What the exercise asks: How many lines of the data contain the string "quickresto"? Write the number and nothing more.

Listed records:
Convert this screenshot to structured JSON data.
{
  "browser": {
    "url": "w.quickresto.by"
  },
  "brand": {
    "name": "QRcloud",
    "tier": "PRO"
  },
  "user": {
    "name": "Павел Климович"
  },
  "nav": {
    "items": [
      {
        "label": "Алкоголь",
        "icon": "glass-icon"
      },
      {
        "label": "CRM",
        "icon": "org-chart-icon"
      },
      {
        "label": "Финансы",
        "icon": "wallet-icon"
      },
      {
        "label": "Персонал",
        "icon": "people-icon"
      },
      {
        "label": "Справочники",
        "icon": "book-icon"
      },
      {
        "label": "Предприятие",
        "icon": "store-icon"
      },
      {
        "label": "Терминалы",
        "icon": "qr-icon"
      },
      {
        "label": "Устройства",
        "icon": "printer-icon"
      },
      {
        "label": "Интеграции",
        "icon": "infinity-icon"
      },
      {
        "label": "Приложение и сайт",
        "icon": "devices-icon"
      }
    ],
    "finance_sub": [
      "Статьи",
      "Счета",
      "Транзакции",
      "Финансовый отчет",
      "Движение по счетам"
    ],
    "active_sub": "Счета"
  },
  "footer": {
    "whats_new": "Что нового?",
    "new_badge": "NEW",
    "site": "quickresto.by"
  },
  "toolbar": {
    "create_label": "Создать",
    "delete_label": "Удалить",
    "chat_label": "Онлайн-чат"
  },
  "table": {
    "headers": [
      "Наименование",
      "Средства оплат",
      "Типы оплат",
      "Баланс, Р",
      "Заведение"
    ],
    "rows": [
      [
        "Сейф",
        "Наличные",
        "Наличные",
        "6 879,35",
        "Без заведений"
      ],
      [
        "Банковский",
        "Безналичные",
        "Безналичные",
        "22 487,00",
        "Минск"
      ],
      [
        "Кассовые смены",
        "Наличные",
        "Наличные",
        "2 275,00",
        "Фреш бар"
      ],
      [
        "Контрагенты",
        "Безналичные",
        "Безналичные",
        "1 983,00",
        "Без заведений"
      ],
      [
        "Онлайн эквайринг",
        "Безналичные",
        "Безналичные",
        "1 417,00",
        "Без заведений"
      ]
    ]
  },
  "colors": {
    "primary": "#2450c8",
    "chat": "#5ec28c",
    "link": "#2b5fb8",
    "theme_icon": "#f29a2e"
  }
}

Answer to this exercise: 2